** Opening GIVEN DATA block **

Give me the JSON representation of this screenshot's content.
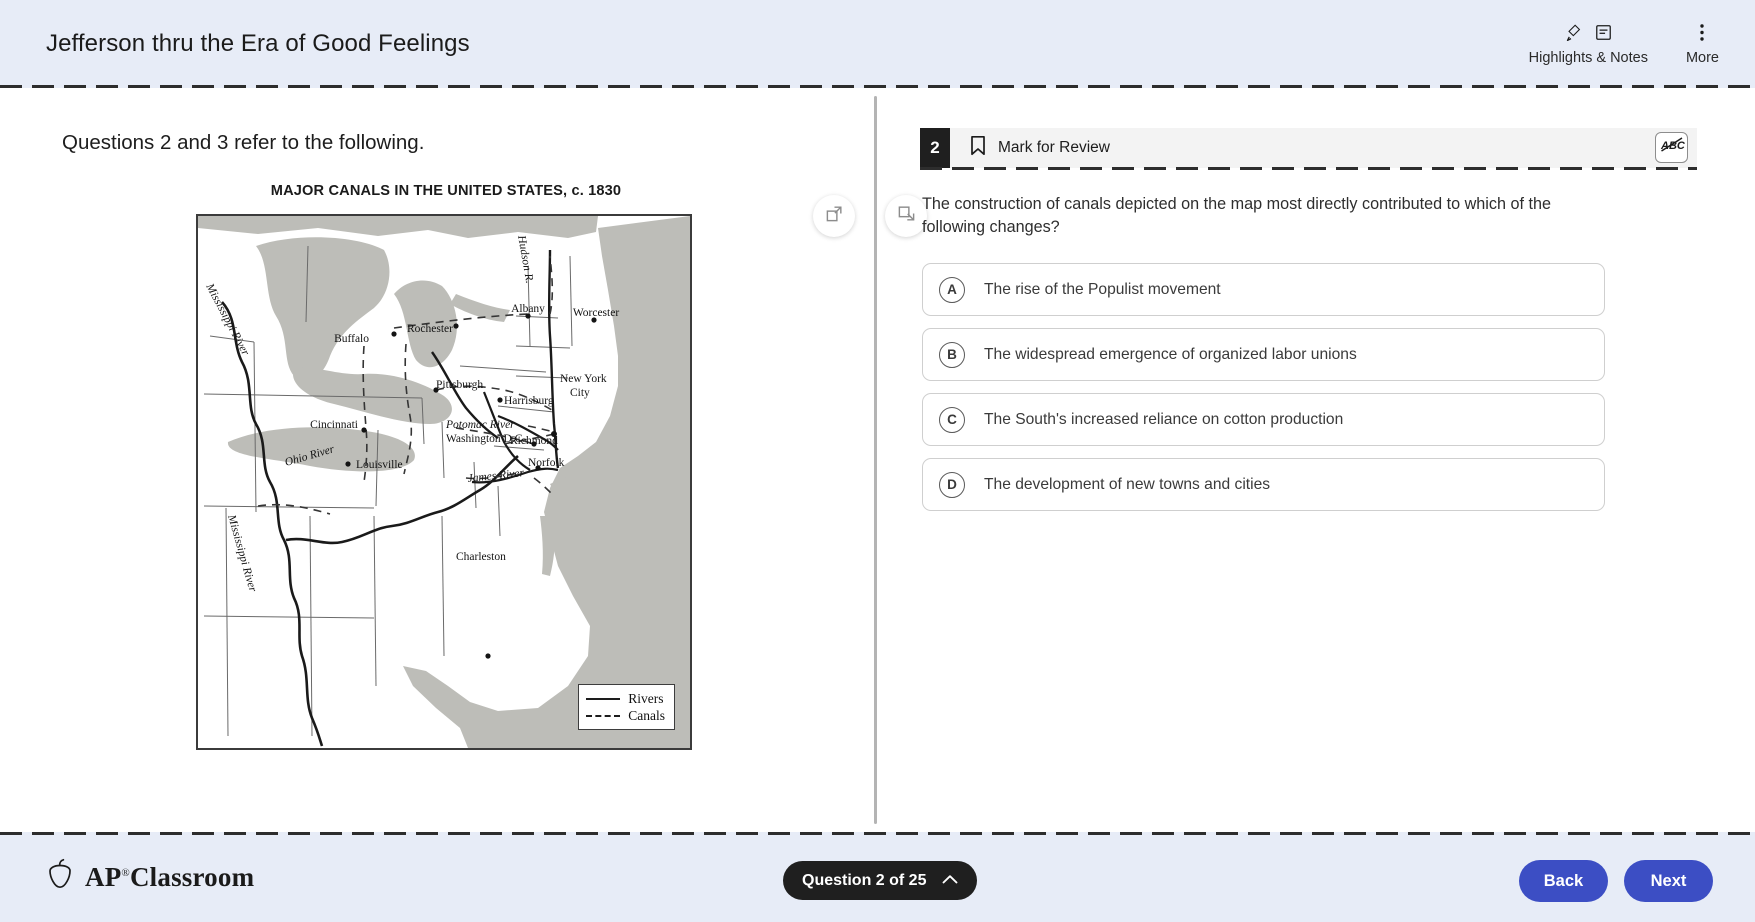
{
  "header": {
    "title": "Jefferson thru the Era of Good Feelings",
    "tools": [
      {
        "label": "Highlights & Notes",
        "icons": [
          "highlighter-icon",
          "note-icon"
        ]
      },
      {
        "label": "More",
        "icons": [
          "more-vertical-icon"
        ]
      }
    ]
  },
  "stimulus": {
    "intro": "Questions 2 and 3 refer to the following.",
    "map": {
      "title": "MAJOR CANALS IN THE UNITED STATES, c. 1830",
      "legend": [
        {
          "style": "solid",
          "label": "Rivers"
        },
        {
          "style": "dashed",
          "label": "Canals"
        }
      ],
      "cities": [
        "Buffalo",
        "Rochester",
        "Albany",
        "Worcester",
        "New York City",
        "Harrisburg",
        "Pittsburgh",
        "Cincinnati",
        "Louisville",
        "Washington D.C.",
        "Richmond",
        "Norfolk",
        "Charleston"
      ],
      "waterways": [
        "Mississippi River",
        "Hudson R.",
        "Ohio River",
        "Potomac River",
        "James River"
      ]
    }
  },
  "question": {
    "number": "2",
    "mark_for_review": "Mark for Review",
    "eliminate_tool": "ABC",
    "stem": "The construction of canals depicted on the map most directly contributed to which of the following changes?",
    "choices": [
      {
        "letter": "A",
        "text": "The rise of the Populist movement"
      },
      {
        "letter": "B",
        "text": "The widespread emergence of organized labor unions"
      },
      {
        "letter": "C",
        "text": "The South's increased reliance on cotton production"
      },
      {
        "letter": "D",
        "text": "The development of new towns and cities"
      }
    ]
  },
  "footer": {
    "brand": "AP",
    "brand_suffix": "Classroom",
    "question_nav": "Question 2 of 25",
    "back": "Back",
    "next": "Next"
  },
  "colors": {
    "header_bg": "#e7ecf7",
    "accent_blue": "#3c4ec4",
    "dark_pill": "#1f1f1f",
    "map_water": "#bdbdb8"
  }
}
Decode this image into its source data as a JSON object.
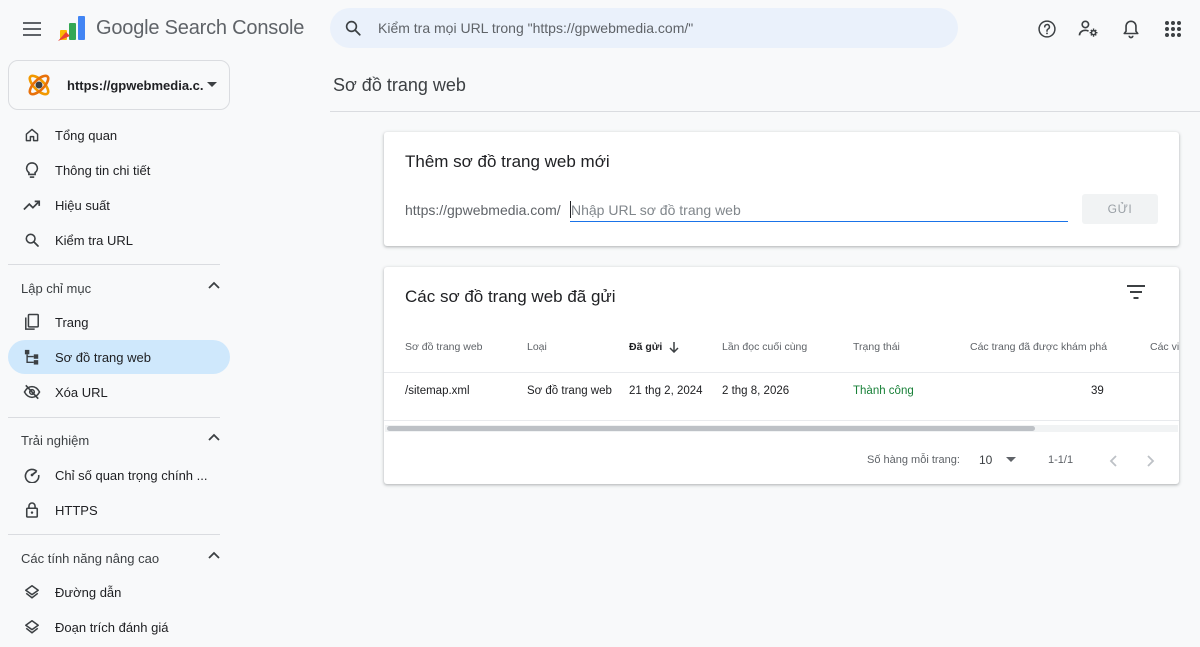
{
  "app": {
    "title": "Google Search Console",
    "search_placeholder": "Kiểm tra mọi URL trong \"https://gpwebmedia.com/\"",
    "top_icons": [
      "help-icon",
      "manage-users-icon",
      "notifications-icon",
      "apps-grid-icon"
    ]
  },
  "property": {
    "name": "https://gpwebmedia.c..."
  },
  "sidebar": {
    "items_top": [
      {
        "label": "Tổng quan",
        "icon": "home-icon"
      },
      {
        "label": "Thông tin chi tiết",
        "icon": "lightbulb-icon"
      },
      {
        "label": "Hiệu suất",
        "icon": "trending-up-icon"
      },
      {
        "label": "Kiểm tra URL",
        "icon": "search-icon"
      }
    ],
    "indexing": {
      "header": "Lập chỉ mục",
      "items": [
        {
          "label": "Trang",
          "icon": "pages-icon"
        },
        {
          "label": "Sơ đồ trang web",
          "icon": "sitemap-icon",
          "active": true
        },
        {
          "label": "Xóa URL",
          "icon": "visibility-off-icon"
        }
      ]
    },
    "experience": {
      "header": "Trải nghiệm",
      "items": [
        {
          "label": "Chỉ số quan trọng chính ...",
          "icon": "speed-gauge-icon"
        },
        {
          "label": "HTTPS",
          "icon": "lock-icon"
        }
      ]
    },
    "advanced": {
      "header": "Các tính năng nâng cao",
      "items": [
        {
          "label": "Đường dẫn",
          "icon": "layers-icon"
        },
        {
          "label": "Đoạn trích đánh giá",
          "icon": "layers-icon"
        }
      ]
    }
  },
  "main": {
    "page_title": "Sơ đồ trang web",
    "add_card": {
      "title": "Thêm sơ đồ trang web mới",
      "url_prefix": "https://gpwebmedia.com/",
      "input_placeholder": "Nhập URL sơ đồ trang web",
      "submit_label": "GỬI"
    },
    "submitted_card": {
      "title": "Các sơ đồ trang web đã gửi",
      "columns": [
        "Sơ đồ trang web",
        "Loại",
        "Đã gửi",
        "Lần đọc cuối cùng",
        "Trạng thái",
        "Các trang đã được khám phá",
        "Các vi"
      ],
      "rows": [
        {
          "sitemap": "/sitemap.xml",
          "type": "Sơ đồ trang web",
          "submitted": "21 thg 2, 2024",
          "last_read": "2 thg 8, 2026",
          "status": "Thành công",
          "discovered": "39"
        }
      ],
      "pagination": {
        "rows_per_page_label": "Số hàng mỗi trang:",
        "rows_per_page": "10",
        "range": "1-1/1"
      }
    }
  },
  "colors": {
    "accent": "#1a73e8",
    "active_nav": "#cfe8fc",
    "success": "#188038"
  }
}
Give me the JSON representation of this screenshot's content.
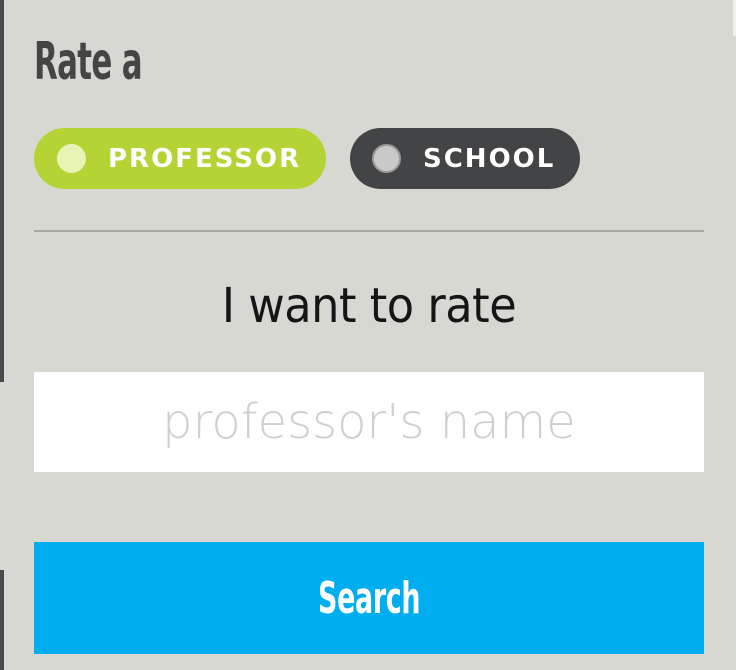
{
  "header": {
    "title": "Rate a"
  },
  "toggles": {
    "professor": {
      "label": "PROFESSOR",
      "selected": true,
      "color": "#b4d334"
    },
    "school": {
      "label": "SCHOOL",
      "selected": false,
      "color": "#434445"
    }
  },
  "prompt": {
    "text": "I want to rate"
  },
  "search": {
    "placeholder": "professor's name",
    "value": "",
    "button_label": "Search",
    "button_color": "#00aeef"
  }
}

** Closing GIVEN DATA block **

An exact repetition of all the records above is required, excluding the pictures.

- **EXPECTED ANSWER**
Give me the JSON representation of this screenshot's content.
{
  "header": {
    "title": "Jefferson thru the Era of Good Feelings",
    "tools": [
      {
        "label": "Highlights & Notes",
        "icons": [
          "highlighter-icon",
          "note-icon"
        ]
      },
      {
        "label": "More",
        "icons": [
          "more-vertical-icon"
        ]
      }
    ]
  },
  "stimulus": {
    "intro": "Questions 2 and 3 refer to the following.",
    "map": {
      "title": "MAJOR CANALS IN THE UNITED STATES, c. 1830",
      "legend": [
        {
          "style": "solid",
          "label": "Rivers"
        },
        {
          "style": "dashed",
          "label": "Canals"
        }
      ],
      "cities": [
        "Buffalo",
        "Rochester",
        "Albany",
        "Worcester",
        "New York City",
        "Harrisburg",
        "Pittsburgh",
        "Cincinnati",
        "Louisville",
        "Washington D.C.",
        "Richmond",
        "Norfolk",
        "Charleston"
      ],
      "waterways": [
        "Mississippi River",
        "Hudson R.",
        "Ohio River",
        "Potomac River",
        "James River"
      ]
    }
  },
  "question": {
    "number": "2",
    "mark_for_review": "Mark for Review",
    "eliminate_tool": "ABC",
    "stem": "The construction of canals depicted on the map most directly contributed to which of the following changes?",
    "choices": [
      {
        "letter": "A",
        "text": "The rise of the Populist movement"
      },
      {
        "letter": "B",
        "text": "The widespread emergence of organized labor unions"
      },
      {
        "letter": "C",
        "text": "The South's increased reliance on cotton production"
      },
      {
        "letter": "D",
        "text": "The development of new towns and cities"
      }
    ]
  },
  "footer": {
    "brand": "AP",
    "brand_suffix": "Classroom",
    "question_nav": "Question 2 of 25",
    "back": "Back",
    "next": "Next"
  },
  "colors": {
    "header_bg": "#e7ecf7",
    "accent_blue": "#3c4ec4",
    "dark_pill": "#1f1f1f",
    "map_water": "#bdbdb8"
  }
}
Decode this image into its source data as a JSON object.
{
  "app": {
    "title": "Google Search Console",
    "search_placeholder": "Kiểm tra mọi URL trong \"https://gpwebmedia.com/\"",
    "top_icons": [
      "help-icon",
      "manage-users-icon",
      "notifications-icon",
      "apps-grid-icon"
    ]
  },
  "property": {
    "name": "https://gpwebmedia.c..."
  },
  "sidebar": {
    "items_top": [
      {
        "label": "Tổng quan",
        "icon": "home-icon"
      },
      {
        "label": "Thông tin chi tiết",
        "icon": "lightbulb-icon"
      },
      {
        "label": "Hiệu suất",
        "icon": "trending-up-icon"
      },
      {
        "label": "Kiểm tra URL",
        "icon": "search-icon"
      }
    ],
    "indexing": {
      "header": "Lập chỉ mục",
      "items": [
        {
          "label": "Trang",
          "icon": "pages-icon"
        },
        {
          "label": "Sơ đồ trang web",
          "icon": "sitemap-icon",
          "active": true
        },
        {
          "label": "Xóa URL",
          "icon": "visibility-off-icon"
        }
      ]
    },
    "experience": {
      "header": "Trải nghiệm",
      "items": [
        {
          "label": "Chỉ số quan trọng chính ...",
          "icon": "speed-gauge-icon"
        },
        {
          "label": "HTTPS",
          "icon": "lock-icon"
        }
      ]
    },
    "advanced": {
      "header": "Các tính năng nâng cao",
      "items": [
        {
          "label": "Đường dẫn",
          "icon": "layers-icon"
        },
        {
          "label": "Đoạn trích đánh giá",
          "icon": "layers-icon"
        }
      ]
    }
  },
  "main": {
    "page_title": "Sơ đồ trang web",
    "add_card": {
      "title": "Thêm sơ đồ trang web mới",
      "url_prefix": "https://gpwebmedia.com/",
      "input_placeholder": "Nhập URL sơ đồ trang web",
      "submit_label": "GỬI"
    },
    "submitted_card": {
      "title": "Các sơ đồ trang web đã gửi",
      "columns": [
        "Sơ đồ trang web",
        "Loại",
        "Đã gửi",
        "Lần đọc cuối cùng",
        "Trạng thái",
        "Các trang đã được khám phá",
        "Các vi"
      ],
      "rows": [
        {
          "sitemap": "/sitemap.xml",
          "type": "Sơ đồ trang web",
          "submitted": "21 thg 2, 2024",
          "last_read": "2 thg 8, 2026",
          "status": "Thành công",
          "discovered": "39"
        }
      ],
      "pagination": {
        "rows_per_page_label": "Số hàng mỗi trang:",
        "rows_per_page": "10",
        "range": "1-1/1"
      }
    }
  },
  "colors": {
    "accent": "#1a73e8",
    "active_nav": "#cfe8fc",
    "success": "#188038"
  }
}
Give me the JSON representation of this screenshot's content.
{
  "header": {
    "title": "Rate a"
  },
  "toggles": {
    "professor": {
      "label": "PROFESSOR",
      "selected": true,
      "color": "#b4d334"
    },
    "school": {
      "label": "SCHOOL",
      "selected": false,
      "color": "#434445"
    }
  },
  "prompt": {
    "text": "I want to rate"
  },
  "search": {
    "placeholder": "professor's name",
    "value": "",
    "button_label": "Search",
    "button_color": "#00aeef"
  }
}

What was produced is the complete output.